Warrington in the News Articles: page 1

It’s no secret that Warrington faculty are internationally renowned for their innovative research. The media looks to our scholars for insights and impactful news. See below where our faculty are featured in the news.

Jim Parrino

A checking account can help you manage your money and keep it safe. But figuring out the right checking account and bank to use can be tricky. In this step-by-step guide to opening a checking account, CreditDonkey asked James G. Richardson Faculty Fellow Dr. Jim Parrino about the safety of online banks.

How to open a checking account: Step-by-step

Credit Donkey
Mark Jamison

“America’s historical approach to antitrust has promoted economic competition for the consumer’s benefit. Decades of scholarship and careful legal practice created this approach and formulated rigorous analytical tools to support it, enabling a vibrant, dynamic, and market-oriented economy.

Recently, a new movement has arisen that seeks to undo this approach and replace it with policies that allow antitrust enforcers latitude to take action for any number of reasons. This movement’s philosophies dominate the House Judiciary Committee staff proposals — the most recent of which endorses significant regulatory measures against Big Tech.”

Public Utility Research Center Director and Gunter Professor Dr. Mark Jamison moderated a panel of experts regarding what is at stake in the House Judiciary Committee’s recent big tech antitrust report.

Big Tech and antitrust: Assessing the House Judiciary Committee staff report

American Enterprise Institute
Graduates wear a black hat to stand for congratulations on graduation

If you’re considering an MBA, this story from Money is a great guide for walking you through all the facets of a Master of Business Administration. From cost versus pay to online versus on campus, learn how an MBA is a great way to transform yourself and your career.

UF MBA is featured in Money’s story for its great job offer rate. With almost 90% of UF MBA graduates obtaining a full-time job offer before finishing their degree, its a great return on investment.

What is an MBA?

Fisker Ocean driving on a track

Never before have so many companies with no revenue pursued a public listing at such high valuations, according to data provided by Cordell Eminent Scholar Chair Jay Ritter.

Electric-vehicle startups are Wall Street’s hot new thing. No revenue? No problem.

The Wall Street Journal
Mark Jamison

The Justice Department and 11 states have charged Google with violating anti-competition laws. NTD Business spoke with Dr. Mark Jamison, Public Utility Research Center Director and Gunter Professor, about the lawsuit.
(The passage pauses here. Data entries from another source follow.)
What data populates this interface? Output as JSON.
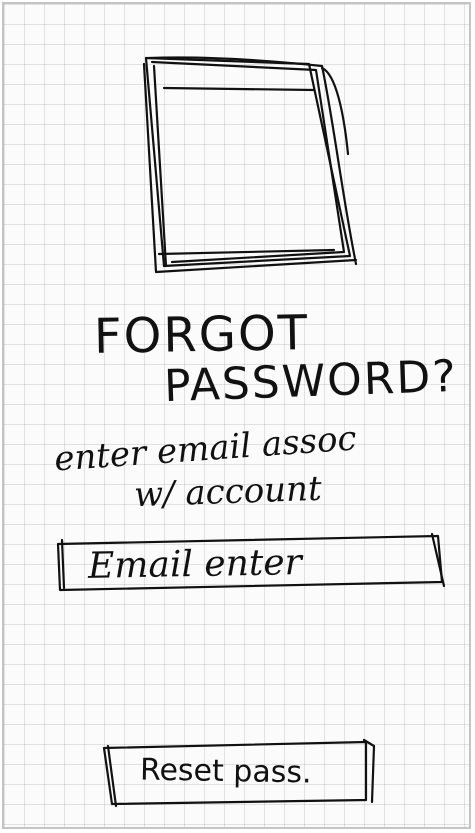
{
  "screen": {
    "title_line_1": "FORGOT",
    "title_line_2": "PASSWORD?",
    "instruction_line_1": "enter email assoc",
    "instruction_line_2": "w/ account",
    "email_placeholder": "Email enter",
    "reset_label": "Reset pass."
  },
  "image_placeholder": {
    "icon": "image-placeholder-icon"
  }
}
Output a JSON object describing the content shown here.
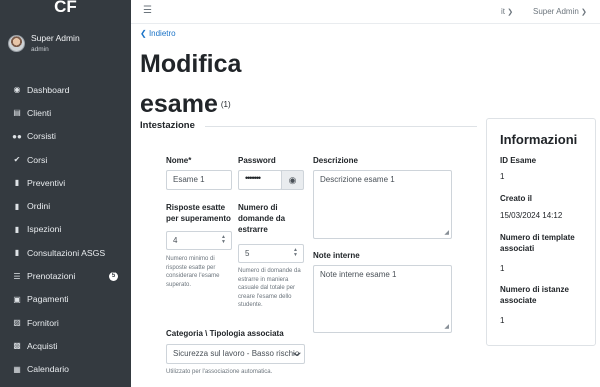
{
  "brand": "CF",
  "user": {
    "name": "Super Admin",
    "role": "admin"
  },
  "menu": [
    {
      "label": "Dashboard",
      "icon": "palette-icon"
    },
    {
      "label": "Clienti",
      "icon": "address-card-icon"
    },
    {
      "label": "Corsisti",
      "icon": "users-icon"
    },
    {
      "label": "Corsi",
      "icon": "check-circle-icon"
    },
    {
      "label": "Preventivi",
      "icon": "file-icon"
    },
    {
      "label": "Ordini",
      "icon": "file-icon"
    },
    {
      "label": "Ispezioni",
      "icon": "file-icon"
    },
    {
      "label": "Consultazioni ASGS",
      "icon": "file-icon"
    },
    {
      "label": "Prenotazioni",
      "icon": "list-icon",
      "badge": "5"
    },
    {
      "label": "Pagamenti",
      "icon": "wallet-icon"
    },
    {
      "label": "Fornitori",
      "icon": "truck-icon"
    },
    {
      "label": "Acquisti",
      "icon": "money-icon"
    },
    {
      "label": "Calendario",
      "icon": "calendar-icon"
    }
  ],
  "topbar": {
    "menu_icon": "hamburger-icon",
    "lang": "it",
    "user": "Super Admin"
  },
  "back_label": "Indietro",
  "page": {
    "title": "Modifica esame",
    "id_label": "(1)"
  },
  "section_title": "Intestazione",
  "form": {
    "nome": {
      "label": "Nome*",
      "value": "Esame 1"
    },
    "password": {
      "label": "Password",
      "value": "•••••••"
    },
    "descrizione": {
      "label": "Descrizione",
      "value": "Descrizione esame 1"
    },
    "risposte": {
      "label": "Risposte esatte per superamento",
      "value": "4",
      "help": "Numero minimo di risposte esatte per considerare l'esame superato."
    },
    "domande": {
      "label": "Numero di domande da estrarre",
      "value": "5",
      "help": "Numero di domande da estrarre in maniera casuale dal totale per creare l'esame dello studente."
    },
    "note": {
      "label": "Note interne",
      "value": "Note interne esame 1"
    },
    "categoria": {
      "label": "Categoria \\ Tipologia associata",
      "value": "Sicurezza sul lavoro - Basso rischio",
      "help": "Utilizzato per l'associazione automatica."
    }
  },
  "info": {
    "title": "Informazioni",
    "id_label": "ID Esame",
    "id_value": "1",
    "created_label": "Creato il",
    "created_value": "15/03/2024 14:12",
    "templates_label": "Numero di template associati",
    "templates_value": "1",
    "instances_label": "Numero di istanze associate",
    "instances_value": "1"
  }
}
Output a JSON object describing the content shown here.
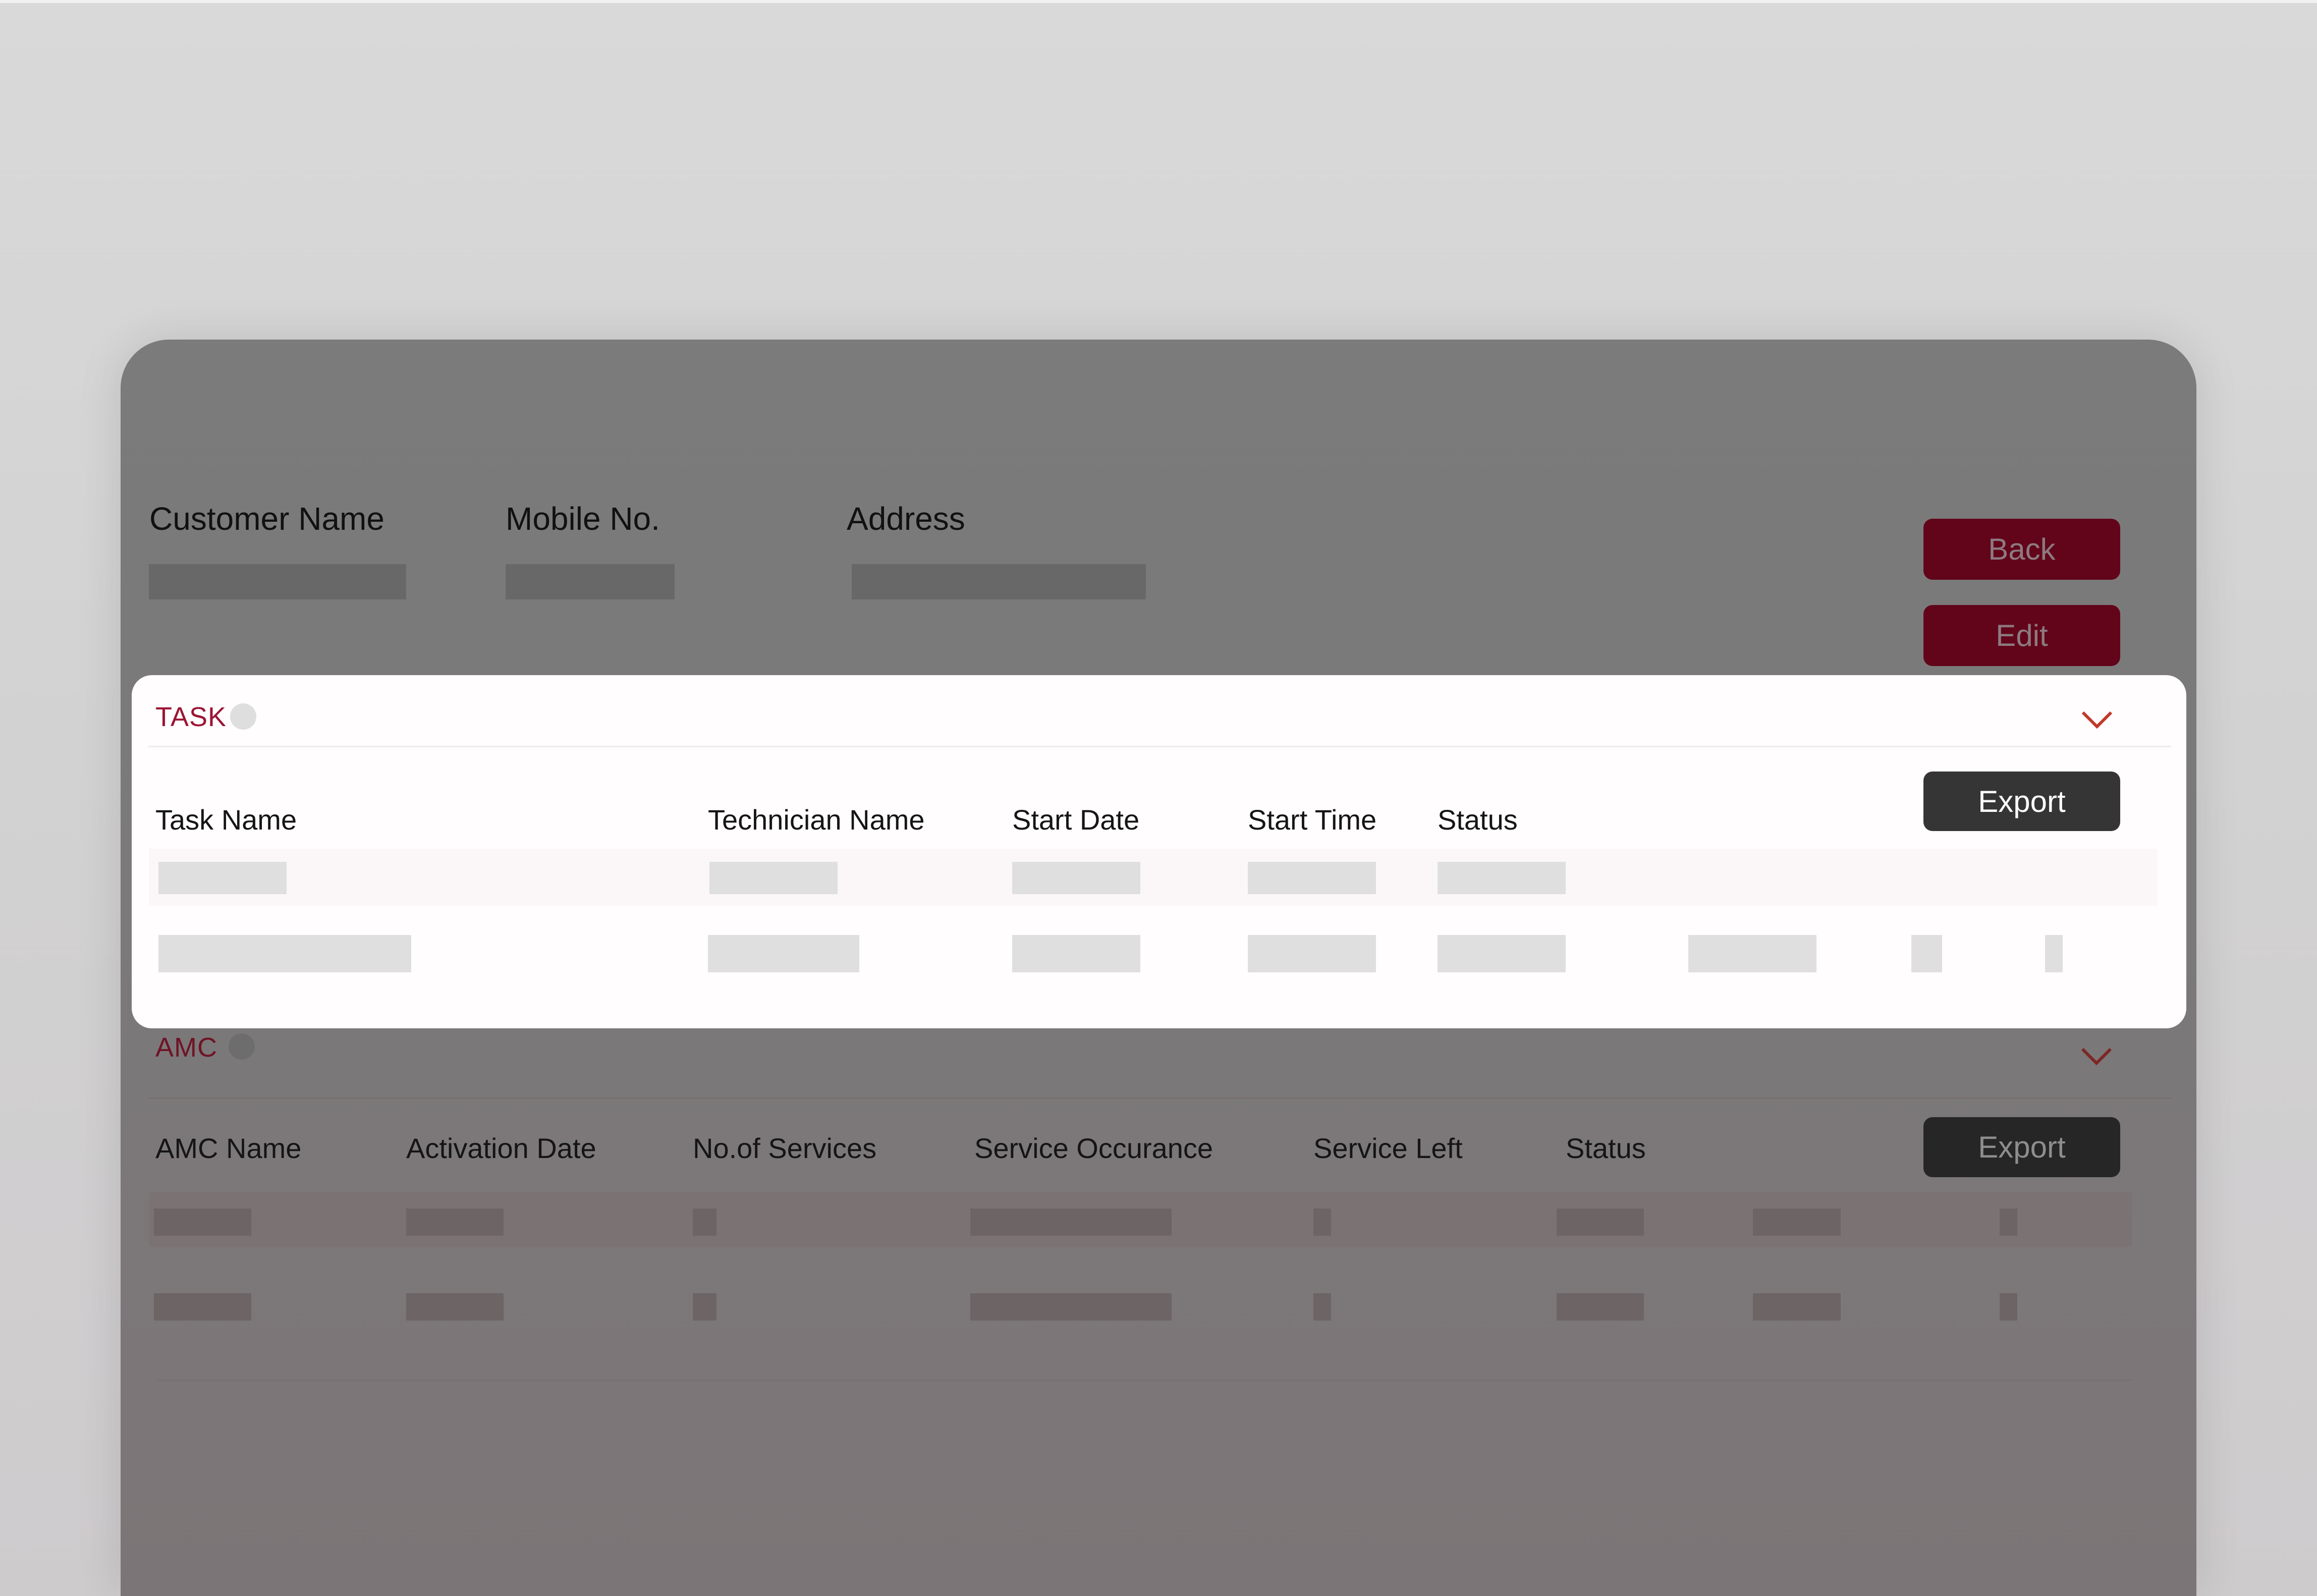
{
  "customer_header": {
    "customer_name_label": "Customer Name",
    "mobile_label": "Mobile No.",
    "address_label": "Address"
  },
  "actions": {
    "back_label": "Back",
    "edit_label": "Edit"
  },
  "task_section": {
    "title": "TASK",
    "export_label": "Export",
    "columns": [
      "Task Name",
      "Technician Name",
      "Start Date",
      "Start Time",
      "Status"
    ]
  },
  "amc_section": {
    "title": "AMC",
    "export_label": "Export",
    "columns": [
      "AMC Name",
      "Activation Date",
      "No.of Services",
      "Service Occurance",
      "Service Left",
      "Status"
    ]
  },
  "colors": {
    "brand_red": "#62051a",
    "section_title_red": "#9c1434",
    "chevron_red": "#c0392b",
    "export_dark": "#353535",
    "overlay_gray": "#7a7a7a"
  },
  "icons": {
    "collapse_icon": "chevron-down-icon",
    "status_dot": "status-dot-icon"
  }
}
See Dr. Jamison’s take on the allegations in this interview with NTD Business.

DOJ sues Google over antitrust laws

NTD Business
Jay Ritter
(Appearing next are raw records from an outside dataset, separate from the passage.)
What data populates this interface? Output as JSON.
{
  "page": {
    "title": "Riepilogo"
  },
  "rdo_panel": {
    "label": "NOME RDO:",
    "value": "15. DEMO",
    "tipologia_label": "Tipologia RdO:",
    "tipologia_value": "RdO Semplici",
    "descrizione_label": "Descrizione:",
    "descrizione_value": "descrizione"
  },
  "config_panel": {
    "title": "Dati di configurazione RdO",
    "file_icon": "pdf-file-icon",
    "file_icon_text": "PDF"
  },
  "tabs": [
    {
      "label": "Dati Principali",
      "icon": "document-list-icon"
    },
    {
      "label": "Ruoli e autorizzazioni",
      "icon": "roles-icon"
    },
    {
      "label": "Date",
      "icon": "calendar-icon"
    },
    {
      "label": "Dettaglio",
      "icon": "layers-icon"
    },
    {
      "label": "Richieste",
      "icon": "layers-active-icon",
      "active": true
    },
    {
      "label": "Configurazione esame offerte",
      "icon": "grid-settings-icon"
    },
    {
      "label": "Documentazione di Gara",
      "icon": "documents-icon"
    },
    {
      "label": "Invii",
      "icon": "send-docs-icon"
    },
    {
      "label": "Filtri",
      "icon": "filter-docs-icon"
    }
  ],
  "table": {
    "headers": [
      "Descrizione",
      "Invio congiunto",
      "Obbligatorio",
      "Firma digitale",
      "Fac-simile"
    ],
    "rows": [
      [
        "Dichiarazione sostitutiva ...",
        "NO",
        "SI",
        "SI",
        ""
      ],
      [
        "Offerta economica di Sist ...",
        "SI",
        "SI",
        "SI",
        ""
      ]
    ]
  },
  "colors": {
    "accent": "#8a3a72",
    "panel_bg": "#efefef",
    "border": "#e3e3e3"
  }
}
Shaq, Playboy and Nikola are all on the blank-check bandwagon, part of a boom in SPACs that is unsettling to Wall Street Journal reporter James Mackintosh. Mackintosh spoke with Cordell Eminent Scholar Chair Jay Ritter to get his assessment of SPACs, which offer a simpler and quicker alternative to an IPO for private companies that otherwise face prodigious amounts of paperwork to list.
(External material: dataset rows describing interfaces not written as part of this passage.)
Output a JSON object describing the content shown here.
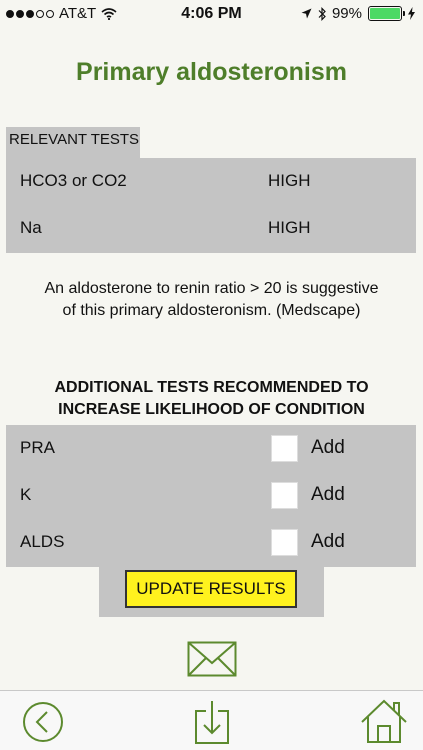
{
  "status_bar": {
    "carrier": "AT&T",
    "time": "4:06 PM",
    "battery": "99%",
    "battery_level": 0.99,
    "icons": [
      "signal-dots-icon",
      "wifi-icon",
      "location-arrow-icon",
      "bluetooth-icon",
      "battery-icon"
    ]
  },
  "page": {
    "title": "Primary aldosteronism"
  },
  "relevant_tests": {
    "heading": "RELEVANT TESTS",
    "rows": [
      {
        "name": "HCO3 or CO2",
        "value": "HIGH"
      },
      {
        "name": "Na",
        "value": "HIGH"
      }
    ]
  },
  "note": {
    "line1": "An aldosterone to renin ratio > 20 is suggestive",
    "line2": "of this primary aldosteronism. (Medscape)"
  },
  "additional_tests": {
    "heading_line1": "ADDITIONAL TESTS RECOMMENDED TO",
    "heading_line2": "INCREASE LIKELIHOOD OF CONDITION",
    "rows": [
      {
        "name": "PRA",
        "add_label": "Add",
        "checked": false
      },
      {
        "name": "K",
        "add_label": "Add",
        "checked": false
      },
      {
        "name": "ALDS",
        "add_label": "Add",
        "checked": false
      }
    ]
  },
  "update_button": {
    "label": "UPDATE RESULTS"
  },
  "toolbar": {
    "icons": [
      "mail-icon",
      "back-icon",
      "download-icon",
      "home-icon"
    ]
  },
  "colors": {
    "accent_green": "#4e7e2a",
    "panel_gray": "#c4c4c4",
    "button_yellow": "#fff21e",
    "background": "#f6f6f1",
    "battery_green": "#4cd964"
  }
}
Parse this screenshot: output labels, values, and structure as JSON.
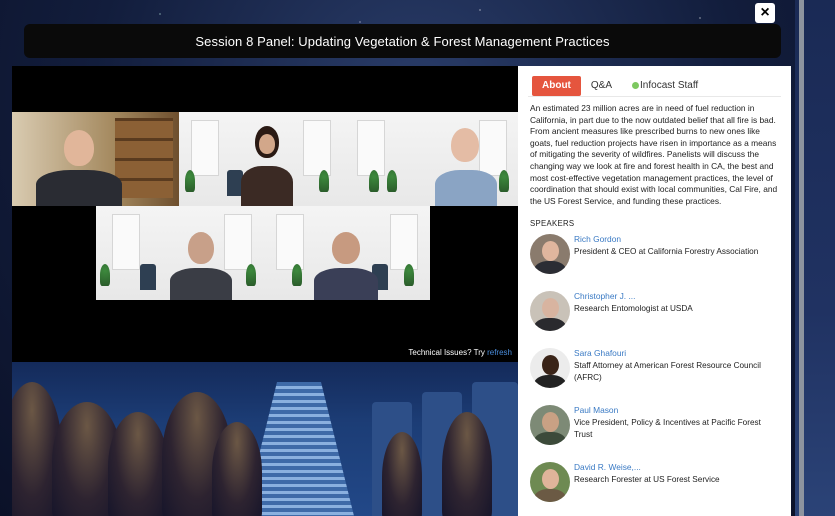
{
  "session": {
    "title": "Session 8 Panel: Updating Vegetation & Forest Management Practices"
  },
  "controls": {
    "close_glyph": "×"
  },
  "video": {
    "tech_issue_text": "Technical Issues? Try",
    "refresh_label": "refresh"
  },
  "panel": {
    "tabs": [
      {
        "label": "About"
      },
      {
        "label": "Q&A"
      },
      {
        "label": "Infocast Staff"
      }
    ],
    "description": "An estimated 23 million acres are in need of fuel reduction in California, in part due to the now outdated belief that all fire is bad. From ancient measures like prescribed burns to new ones like goats, fuel reduction projects have risen in importance as a means of mitigating the severity of wildfires. Panelists will discuss the changing way we look at fire and forest health in CA, the best and most cost-effective vegetation management practices, the level of coordination that should exist with local communities, Cal Fire, and the US Forest Service, and funding these practices.",
    "speakers_heading": "SPEAKERS",
    "speakers": [
      {
        "name": "Rich Gordon",
        "role": "President & CEO at California Forestry Association"
      },
      {
        "name": "Christopher J. ...",
        "role": "Research Entomologist at USDA"
      },
      {
        "name": "Sara Ghafouri",
        "role": "Staff Attorney at American Forest Resource Council (AFRC)"
      },
      {
        "name": "Paul Mason",
        "role": "Vice President, Policy & Incentives at Pacific Forest Trust"
      },
      {
        "name": "David R. Weise,...",
        "role": "Research Forester at US Forest Service"
      }
    ]
  },
  "colors": {
    "active_tab": "#e5553e",
    "link": "#3a7ac4",
    "online_dot": "#7dc860"
  }
}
Wall Street’s hottest financing tool makes me worry about the market

The Wall Street Journal
Alex Sevilla

The Latino Business Speakers Bureau recently featured Dr. Alex Sevilla, associate dean and director of the Heavener School of Business. In the past year, the Heavener School has created a new career center for UF’s undergraduate business students, developed an innovative curricular focus on career and leadership skills, expanded its programs and offerings, and increased corporate engagement and recruitment on campus.

Learn more about Dr. Sevilla’s work at UF as well as his personal journey in this interview.

Latinos in Business series highlights work of Heavener Associate Dean and Director Alex Sevilla

Latinos in Business
Gustavo Cortes

A new research paper by Gustavo Cortes of the University of Florida and Gertjan Verdickt of Monash University suggests that the Spanish flu was a “blessing in disguise” for American life insurers.

Pandemic markets can find lessons in history

Road repair, compactor lays asphalt. Heavy special machines. Asphalt paver in operation. Side view. Closeup.

Documents turned over to the AP show how Venezuela is trying to skirt harsh U.S. sanctions through a financial arrangement with an asphalt company based in Thailand. Forensic accountant and Doctor of Business Administration student David P. Weber was part of the team that investigated the corruption. Read more from Weber in this story from The Washington Post.

To dodge sanctions Venezuela turns to Asia asphalt giant

The Washington Post
Mark Jamison

The House Judiciary Committee released its Big Tech Antitrust Report on Tuesday. NTD Business News spoke with Public Utility Research Center Director and Gunter Professor Dr. Mark Jamison about the report and how the upcoming election could affect any legislation that the report anticipates.

Should Big Tech be broken up?

NTD Business